Endoscopy 2010; 42(1): 42-45
DOI: 10.1055/s-0029-1215379
Endoscopy essentials

© Georg Thieme Verlag KG Stuttgart · New York

Upper gastrointestinal tumors

K.  M.  A.  J.  Tytgat1
  • 1Department of Gastroenterology and Hepatology, Academic Medical Center, Amsterdam, The Netherlands
Further Information

Publication History

Publication Date:
04 December 2009 (eFirst)

No association between gastric fundic gland polyps and gastrointestinal neoplasia in a study of over 100 000 patients (Genta et al., Clin Gastroenterol Hepatol 2009 [1])
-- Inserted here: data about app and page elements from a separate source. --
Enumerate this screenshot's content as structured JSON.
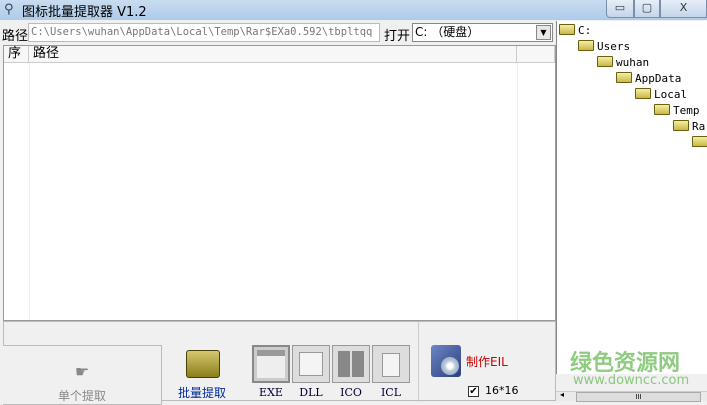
{
  "window": {
    "title": "图标批量提取器 V1.2",
    "minimize": "▭",
    "maximize": "▢",
    "close": "X"
  },
  "toolbar": {
    "path_label": "路径",
    "path_value": "C:\\Users\\wuhan\\AppData\\Local\\Temp\\Rar$EXa0.592\\tbpltqq",
    "open_label": "打开",
    "drive_value": "C: （硬盘）"
  },
  "list": {
    "columns": [
      "序",
      "路径"
    ]
  },
  "bottom": {
    "single_extract": "单个提取",
    "batch_extract": "批量提取",
    "types": [
      "EXE",
      "DLL",
      "ICO",
      "ICL"
    ],
    "make_eil": "制作EIL",
    "size_checkbox": "16*16",
    "size_checked": true
  },
  "tree": {
    "nodes": [
      "C:",
      "Users",
      "wuhan",
      "AppData",
      "Local",
      "Temp",
      "Rar",
      ""
    ]
  },
  "watermark": {
    "name": "绿色资源网",
    "url": "www.downcc.com"
  },
  "scrollbar": {
    "thumb": "III"
  }
}
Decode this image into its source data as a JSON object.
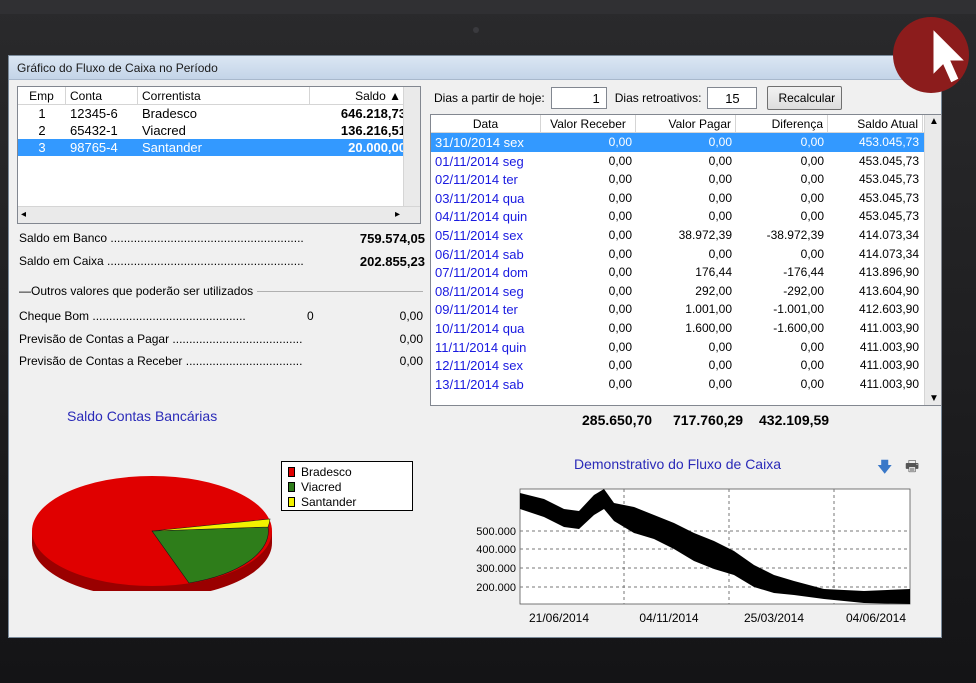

Fundic gland polyps (FGP) are known to occur with familial adenomatous polyposis coli. When they occur in a patient with no known history of familial polyposis, they are called “sporadic.” Some small European studies have reported a possible association between FGPs and colonic adenomas or even carcinomas, suggesting that every patient with sporadic FGP should undergo colonic surveillance [2]; and even we tell our trainees to biopsy at least one or the largest FGP to define a histopathologic diagnosis. Therefore, it is interesting to read this large retrospective study, designed and carried out in a diagnostic pathology center, which denies this association.

For this study, all gastric biopsies obtained from upper gastrointestinal endoscopies performed between April 1 2007 and March 31 2008 in hospitals from 36 different states, were reviewed (103 385 patients). From the same patients, all non-inflammatory or non-hamartomatous polyps or carcinomas obtained at same-day colonoscopies or metachronous colonoscopies were also reviewed (26 017 patients).

From the 103 385 patients undergoing endoscopy, only 6081 patients (5.9 %) had features of FGPs at biopsy. Remarkably, 67.8 % were detected in women. In six patients, low-grade epithelia was seen; no high-grade dysplasia or carcinoma was found. Furthermore, in none of these patients was synchronous gastric carcinoma found, nor adenomas or carcinoids.

Patient groups who had both gastroscopy and colonoscopy with biopsies were then defined. Two groups, one consisting of upper gastrointestinal endoscopies with, and one without, FGPs were then analyzed for the presence of colonic polyps and/or colonic carcinoma. For men, the rates of serrated polyps, adenomas, and neuro-endocrine tumors were no different between the group with or the group without FGPs at upper gastrointestinal endoscopy. However, the rate for colorectal carcinoma was only 0.3 % in men with FGPs at endoscopy compared with 1.4 % when no FGPs were biopsied. For women, there was no difference in the colorectal carcinoma rate in the FGP group compared with the non-FGP group (both 1.1 %). But the female FGP group did have a higher adenoma rate (42.3 %) when compared with the non-FGP group (33.8 %).

Although this study is by nature a retrospective study with limited clinical information, some conclusions and guidelines can be drawn. One, it does not seem necessary to biopsy FGPs in patients without familial polyposis, because no evidence for high-grade dysplasia or carcinoma was found. Second, for men, the presence of FGPs at upper gastrointestinal endoscopy does not warrant a colonoscopy to rule out adenomatous polyps or cancer. The higher prevalence of adenomatous polyps in the female group with FGPs could indicate the need for a screening colonoscopy. However, in the USA, screening colonoscopies at this age are undertaken anyway. Furthermore, no increase in colonic carcinoma was found. Although it is a pity that no clinical follow-up of these patient groups is available, it does seem safe to conclude that sporadic FGPs do not warrant histologic or colonoscopic follow-up.